-- Directions for this task --
Could you retype the records word for word but without any pictures?
(Data for this exercise begins)
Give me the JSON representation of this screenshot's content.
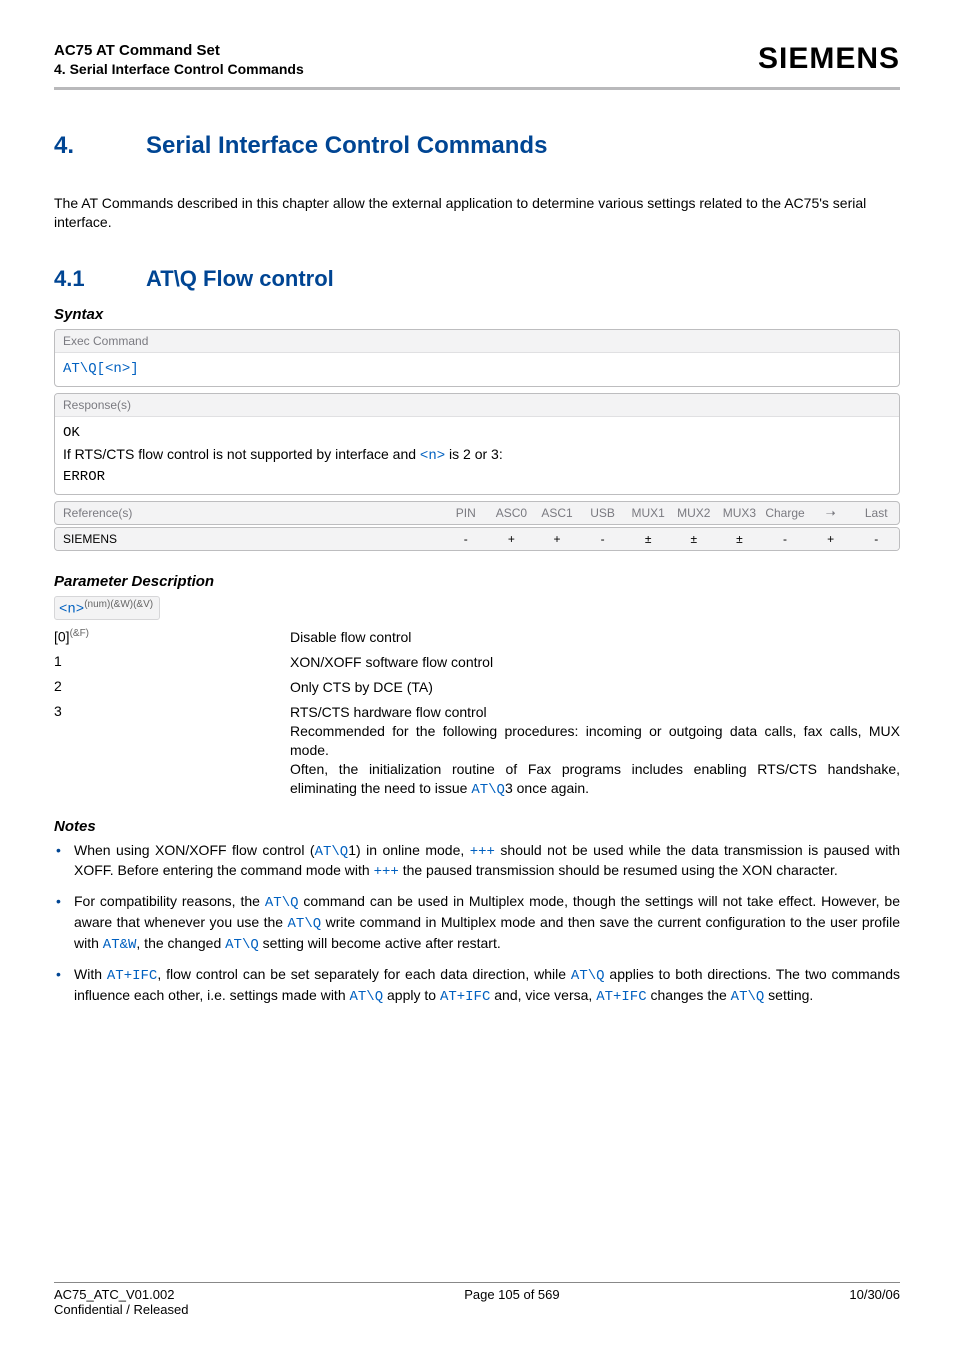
{
  "header": {
    "title": "AC75 AT Command Set",
    "subtitle": "4. Serial Interface Control Commands",
    "brand": "SIEMENS"
  },
  "chapter": {
    "num": "4.",
    "title": "Serial Interface Control Commands",
    "intro": "The AT Commands described in this chapter allow the external application to determine various settings related to the AC75's serial interface."
  },
  "section": {
    "num": "4.1",
    "title": "AT\\Q   Flow control"
  },
  "syntax": {
    "heading": "Syntax",
    "exec_label": "Exec Command",
    "exec_cmd_prefix": "AT\\Q[",
    "exec_cmd_param": "<n>",
    "exec_cmd_suffix": "]",
    "resp_label": "Response(s)",
    "resp_ok": "OK",
    "resp_cond_a": "If RTS/CTS flow control is not supported by interface and ",
    "resp_cond_param": "<n>",
    "resp_cond_b": " is 2 or 3:",
    "resp_error": "ERROR"
  },
  "reference": {
    "label": "Reference(s)",
    "cols": [
      "PIN",
      "ASC0",
      "ASC1",
      "USB",
      "MUX1",
      "MUX2",
      "MUX3",
      "Charge",
      "➝",
      "Last"
    ],
    "row_label": "SIEMENS",
    "row_vals": [
      "-",
      "+",
      "+",
      "-",
      "±",
      "±",
      "±",
      "-",
      "+",
      "-"
    ]
  },
  "params": {
    "heading": "Parameter Description",
    "tag": "<n>",
    "tag_sup": "(num)(&W)(&V)",
    "rows": [
      {
        "k": "[0]",
        "ksup": "(&F)",
        "v": "Disable flow control"
      },
      {
        "k": "1",
        "ksup": "",
        "v": "XON/XOFF software flow control"
      },
      {
        "k": "2",
        "ksup": "",
        "v": "Only CTS by DCE (TA)"
      },
      {
        "k": "3",
        "ksup": "",
        "v_pre": "RTS/CTS hardware flow control\nRecommended for the following procedures: incoming or outgoing data calls, fax calls, MUX mode.\nOften, the initialization routine of Fax programs includes enabling RTS/CTS handshake, eliminating the need to issue ",
        "v_link": "AT\\Q",
        "v_post": "3 once again."
      }
    ]
  },
  "notes": {
    "heading": "Notes",
    "n1_a": "When using XON/XOFF flow control (",
    "n1_l1": "AT\\Q",
    "n1_b": "1) in online mode, ",
    "n1_l2": "+++",
    "n1_c": " should not be used while the data transmission is paused with XOFF. Before entering the command mode with ",
    "n1_l3": "+++",
    "n1_d": " the paused transmission should be resumed using the XON character.",
    "n2_a": "For compatibility reasons, the ",
    "n2_l1": "AT\\Q",
    "n2_b": " command can be used in Multiplex mode, though the settings will not take effect. However, be aware that whenever you use the ",
    "n2_l2": "AT\\Q",
    "n2_c": " write command in Multiplex mode and then save the current configuration to the user profile with ",
    "n2_l3": "AT&W",
    "n2_d": ", the changed ",
    "n2_l4": "AT\\Q",
    "n2_e": " setting will become active after restart.",
    "n3_a": "With ",
    "n3_l1": "AT+IFC",
    "n3_b": ", flow control can be set separately for each data direction, while ",
    "n3_l2": "AT\\Q",
    "n3_c": " applies to both directions. The two commands influence each other, i.e. settings made with ",
    "n3_l3": "AT\\Q",
    "n3_d": " apply to ",
    "n3_l4": "AT+IFC",
    "n3_e": " and, vice versa, ",
    "n3_l5": "AT+IFC",
    "n3_f": " changes the ",
    "n3_l6": "AT\\Q",
    "n3_g": " setting."
  },
  "footer": {
    "left1": "AC75_ATC_V01.002",
    "center": "Page 105 of 569",
    "right": "10/30/06",
    "left2": "Confidential / Released"
  }
}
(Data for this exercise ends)
-- Problem solution --
Give me the JSON representation of this screenshot's content.
{
  "header": {
    "title": "AC75 AT Command Set",
    "subtitle": "4. Serial Interface Control Commands",
    "brand": "SIEMENS"
  },
  "chapter": {
    "num": "4.",
    "title": "Serial Interface Control Commands",
    "intro": "The AT Commands described in this chapter allow the external application to determine various settings related to the AC75's serial interface."
  },
  "section": {
    "num": "4.1",
    "title": "AT\\Q   Flow control"
  },
  "syntax": {
    "heading": "Syntax",
    "exec_label": "Exec Command",
    "exec_cmd_prefix": "AT\\Q[",
    "exec_cmd_param": "<n>",
    "exec_cmd_suffix": "]",
    "resp_label": "Response(s)",
    "resp_ok": "OK",
    "resp_cond_a": "If RTS/CTS flow control is not supported by interface and ",
    "resp_cond_param": "<n>",
    "resp_cond_b": " is 2 or 3:",
    "resp_error": "ERROR"
  },
  "reference": {
    "label": "Reference(s)",
    "cols": [
      "PIN",
      "ASC0",
      "ASC1",
      "USB",
      "MUX1",
      "MUX2",
      "MUX3",
      "Charge",
      "➝",
      "Last"
    ],
    "row_label": "SIEMENS",
    "row_vals": [
      "-",
      "+",
      "+",
      "-",
      "±",
      "±",
      "±",
      "-",
      "+",
      "-"
    ]
  },
  "params": {
    "heading": "Parameter Description",
    "tag": "<n>",
    "tag_sup": "(num)(&W)(&V)",
    "rows": [
      {
        "k": "[0]",
        "ksup": "(&F)",
        "v": "Disable flow control"
      },
      {
        "k": "1",
        "ksup": "",
        "v": "XON/XOFF software flow control"
      },
      {
        "k": "2",
        "ksup": "",
        "v": "Only CTS by DCE (TA)"
      },
      {
        "k": "3",
        "ksup": "",
        "v_pre": "RTS/CTS hardware flow control\nRecommended for the following procedures: incoming or outgoing data calls, fax calls, MUX mode.\nOften, the initialization routine of Fax programs includes enabling RTS/CTS handshake, eliminating the need to issue ",
        "v_link": "AT\\Q",
        "v_post": "3 once again."
      }
    ]
  },
  "notes": {
    "heading": "Notes",
    "n1_a": "When using XON/XOFF flow control (",
    "n1_l1": "AT\\Q",
    "n1_b": "1) in online mode, ",
    "n1_l2": "+++",
    "n1_c": " should not be used while the data transmission is paused with XOFF. Before entering the command mode with ",
    "n1_l3": "+++",
    "n1_d": " the paused transmission should be resumed using the XON character.",
    "n2_a": "For compatibility reasons, the ",
    "n2_l1": "AT\\Q",
    "n2_b": " command can be used in Multiplex mode, though the settings will not take effect. However, be aware that whenever you use the ",
    "n2_l2": "AT\\Q",
    "n2_c": " write command in Multiplex mode and then save the current configuration to the user profile with ",
    "n2_l3": "AT&W",
    "n2_d": ", the changed ",
    "n2_l4": "AT\\Q",
    "n2_e": " setting will become active after restart.",
    "n3_a": "With ",
    "n3_l1": "AT+IFC",
    "n3_b": ", flow control can be set separately for each data direction, while ",
    "n3_l2": "AT\\Q",
    "n3_c": " applies to both directions. The two commands influence each other, i.e. settings made with ",
    "n3_l3": "AT\\Q",
    "n3_d": " apply to ",
    "n3_l4": "AT+IFC",
    "n3_e": " and, vice versa, ",
    "n3_l5": "AT+IFC",
    "n3_f": " changes the ",
    "n3_l6": "AT\\Q",
    "n3_g": " setting."
  },
  "footer": {
    "left1": "AC75_ATC_V01.002",
    "center": "Page 105 of 569",
    "right": "10/30/06",
    "left2": "Confidential / Released"
  }
}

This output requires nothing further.